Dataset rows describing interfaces
━━━━━━━━━━━━━━━━━━━━━━━━━━━━━━

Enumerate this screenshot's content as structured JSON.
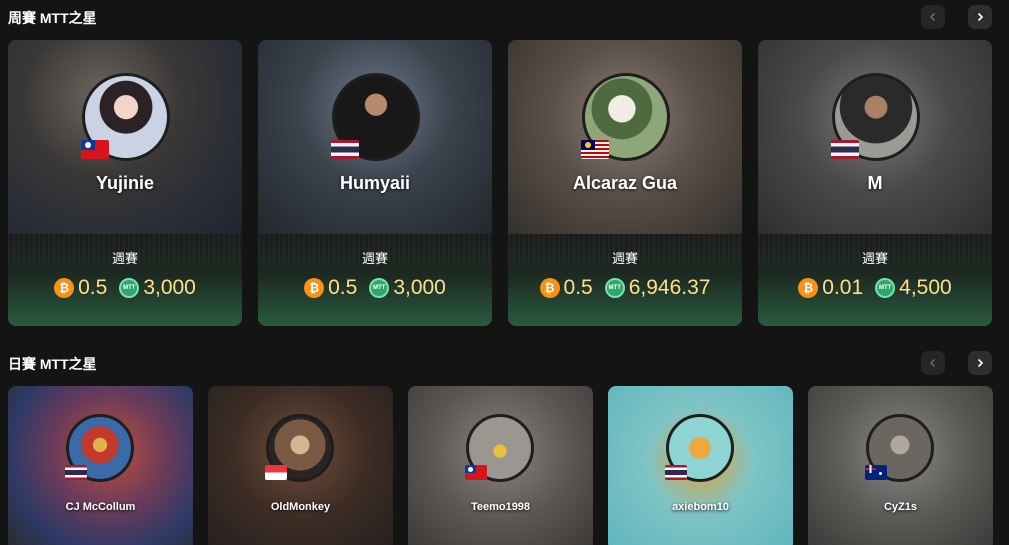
{
  "weekly": {
    "title": "周賽 MTT之星",
    "cards": [
      {
        "name": "Yujinie",
        "event": "週賽",
        "btc": "0.5",
        "mtt": "3,000",
        "flag": "TW"
      },
      {
        "name": "Humyaii",
        "event": "週賽",
        "btc": "0.5",
        "mtt": "3,000",
        "flag": "TH"
      },
      {
        "name": "Alcaraz Gua",
        "event": "週賽",
        "btc": "0.5",
        "mtt": "6,946.37",
        "flag": "MY"
      },
      {
        "name": "M",
        "event": "週賽",
        "btc": "0.01",
        "mtt": "4,500",
        "flag": "TH"
      }
    ]
  },
  "daily": {
    "title": "日賽 MTT之星",
    "cards": [
      {
        "name": "CJ McCollum",
        "flag": "TH"
      },
      {
        "name": "OldMonkey",
        "flag": "SG"
      },
      {
        "name": "Teemo1998",
        "flag": "TW"
      },
      {
        "name": "axiebom10",
        "flag": "TH"
      },
      {
        "name": "CyZ1s",
        "flag": "AU"
      }
    ]
  },
  "icons": {
    "prev": "chevron-left-icon",
    "next": "chevron-right-icon",
    "btc": "btc-coin-icon",
    "mtt": "mtt-coin-icon"
  },
  "coin_labels": {
    "btc": "₿",
    "mtt": "MTT"
  },
  "colors": {
    "background": "#141414",
    "prize_text": "#ffe08a",
    "btc_coin": "#f6921a",
    "mtt_coin": "#2fa66c"
  }
}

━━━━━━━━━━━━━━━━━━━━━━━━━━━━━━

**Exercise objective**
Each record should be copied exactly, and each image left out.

**Result of this task**
Enumerate this screenshot's content as structured JSON.
{
  "weekly": {
    "title": "周賽 MTT之星",
    "cards": [
      {
        "name": "Yujinie",
        "event": "週賽",
        "btc": "0.5",
        "mtt": "3,000",
        "flag": "TW"
      },
      {
        "name": "Humyaii",
        "event": "週賽",
        "btc": "0.5",
        "mtt": "3,000",
        "flag": "TH"
      },
      {
        "name": "Alcaraz Gua",
        "event": "週賽",
        "btc": "0.5",
        "mtt": "6,946.37",
        "flag": "MY"
      },
      {
        "name": "M",
        "event": "週賽",
        "btc": "0.01",
        "mtt": "4,500",
        "flag": "TH"
      }
    ]
  },
  "daily": {
    "title": "日賽 MTT之星",
    "cards": [
      {
        "name": "CJ McCollum",
        "flag": "TH"
      },
      {
        "name": "OldMonkey",
        "flag": "SG"
      },
      {
        "name": "Teemo1998",
        "flag": "TW"
      },
      {
        "name": "axiebom10",
        "flag": "TH"
      },
      {
        "name": "CyZ1s",
        "flag": "AU"
      }
    ]
  },
  "icons": {
    "prev": "chevron-left-icon",
    "next": "chevron-right-icon",
    "btc": "btc-coin-icon",
    "mtt": "mtt-coin-icon"
  },
  "coin_labels": {
    "btc": "₿",
    "mtt": "MTT"
  },
  "colors": {
    "background": "#141414",
    "prize_text": "#ffe08a",
    "btc_coin": "#f6921a",
    "mtt_coin": "#2fa66c"
  }
}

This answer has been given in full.